Avoiding Anxiety and Forming Friendships this School Year
With back to school around the corner, many children start to experience anxiety around the return or start of school. There are many reasons for these nervous feelings including perceived expectations, new and unknown teachers and worry over friendships. The start of school is also a reminder of work expectations and previous problems in the classroom. These challenges can start to surface in your child’s mind. Making friends and avoiding bullying may also be a concern, especially for children with special needs. Parents might expect bullying to be a problem only for older children yet research indicates otherwise.
According to the EDC (Education Development Centre), “Young children (ages 2–4) may begin using aggressive or early bullying behaviors to defend their possessions, territory, and friendships. Older children (ages 4–6) begin to use aggressive and bullying-related behaviors to threaten or intimidate other children.”
What can you do help your children avoid bullying:
- Speak up for positive inclusion
- Be persistent in getting help from educators
- Coach children to use their voice
- Help children with special needs form friendships
- Look for signs that your child is being bullied
We at FCPG (Family Centred Practice Group) wish you a productive and happy school year.
Family Centred Practices Group designs and monitors intervention programs for families with young children who have been diagnosed with an autism spectrum disorder or related disability. Family Centred Practices Group is delighted to announce we are Canada’s first and only Behavioural Health Center of Excellence (BHCOE).
The BHCOE is a reputable, international accrediting body in the field of behaviour analysis. Their assessments are developed by experts in the field to distinguish exceptional behavioural health providers. This accreditation certifies a continued demonstration of exceptional international clinical and administrative standards deemed by an independent third-party evaluator.

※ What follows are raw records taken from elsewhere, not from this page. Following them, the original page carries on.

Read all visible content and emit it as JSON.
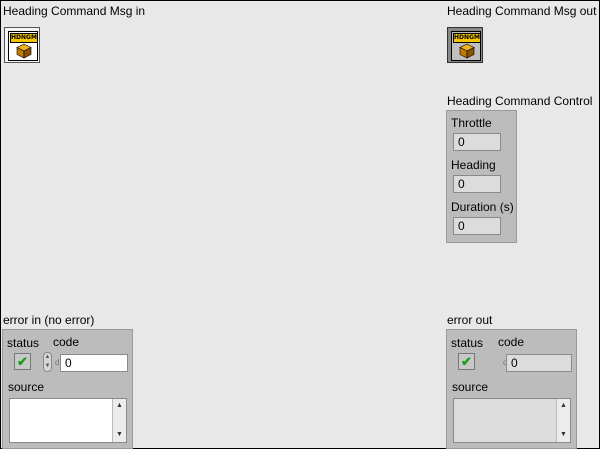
{
  "msg_in": {
    "label": "Heading Command Msg in",
    "tag": "HDNGM"
  },
  "msg_out": {
    "label": "Heading Command Msg out",
    "tag": "HDNGM"
  },
  "control": {
    "label": "Heading Command Control",
    "throttle_label": "Throttle",
    "throttle_value": "0",
    "heading_label": "Heading",
    "heading_value": "0",
    "duration_label": "Duration (s)",
    "duration_value": "0"
  },
  "error_in": {
    "label": "error in (no error)",
    "status_label": "status",
    "code_label": "code",
    "code_value": "0",
    "source_label": "source",
    "radix": "d"
  },
  "error_out": {
    "label": "error out",
    "status_label": "status",
    "code_label": "code",
    "code_value": "0",
    "source_label": "source",
    "radix": "d"
  },
  "colors": {
    "accent_tag": "#f5c400",
    "check": "#1aa01a",
    "cluster": "#bcbcbc"
  }
}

The quality of work performed by our staff, the effectiveness of our clinical applications, and the attentiveness to each child’s individual needs is at the highest standard. To maximize a child’s opportunity to reach his or her full potential, we emphasize a proactive approach to teaching and learning. We accomplish this by capitalizing on naturally occurring motivational conditions and the principles of positive reinforcement. Through the use of these and other behaviour analytic practices, a child’s ability to experience success across environments is enhanced.
We gratefully serve families all across the Lower Mainland.This includes families living in the regional districts of Greater Vancouver and the Fraser Valley.
Tina Linton, M.Ed., BCBA – Clinical Director
Tina Linton received her Bachelor of Arts Degree from the University of Guelph in Ontario and her Masters degree in Special Education with a concentration in Autism and Developmental Disabilities at the University of British Columbia in Vancouver. She is a Board Certified Behavior Analyst (BCBA™) with over 20 years of experience working with children diagnosed with Autism Spectrum Disorders (ASD) in home, school, and community based programs. Tina began her career in Ontario working as a Behavioural Interventionist. She moved to Victoria, BC where she continued supporting families of children with ASD and assisted with the start up of the Autism Early Intervention Program at the Queen Alexandra Center for Children’s Health in her role as an Autism Interventionist. When she moved to Vancouver, Tina began working with the Family Centred Practices Group and, after completing her Masters, was promoted to the role of Senior Behavioural Consultant. Tina also worked with Douglas College in their Behavioural Interventionist Citation Program and is a founding partner of the “Behavioural Interventionist Training Partnership”. Tina assumed the role of Clinical Director in November of 2008 and began managing the business.